No, far more common is the conversion of an occasional reader into a book hater, a person who has had such an awful, traumatic experience reading a book that he never wants to read again.
So, my words to the wise are simple: choice. Let children read the books they want to read. Give them support when they take on difficult books. And if a book doesn’t work for a child, let them DNF it. Often. We grownup readers DNF all the time. Every book isn’t good for every person, even the most amazing of books.
Here are some acceptable reasons children (and grownups) can DNF books:
“I couldn’t get into this book.”
“This book is too long.”
“The vocabulary makes this book hard to read.”
“The characters are boring.”
“I don’t like the characters.”
“I’ve read a book like this before.”
“This book is too weird/scary/boring for me.”
“I don’t like to read books about X.”
“I only like to read books about X.”
Basically, any version of “I don’t want to read this book,” is good enough for this librarian.
How about you?

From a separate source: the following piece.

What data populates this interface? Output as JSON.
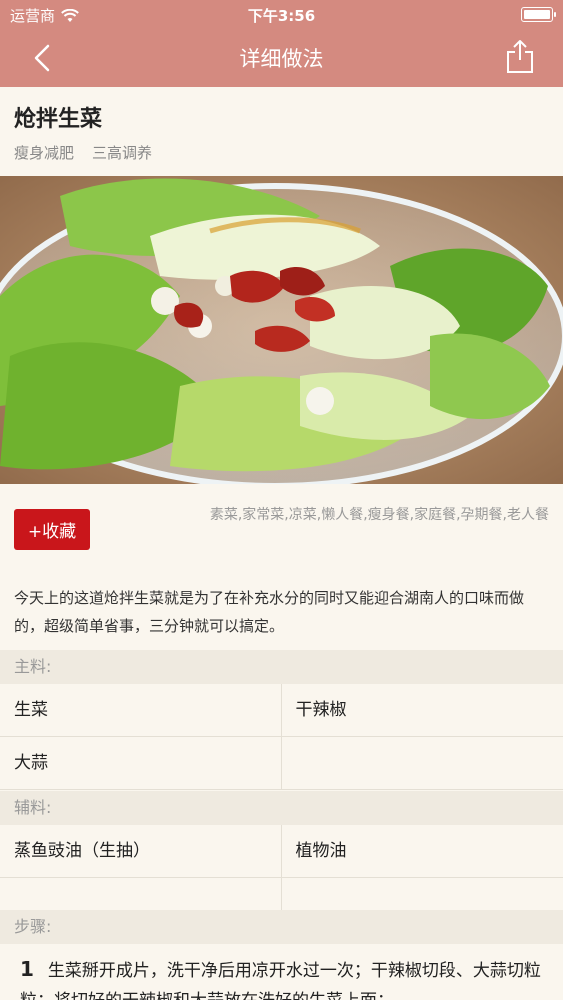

What is your philosophy for your students and reading? What are your thoughts about this?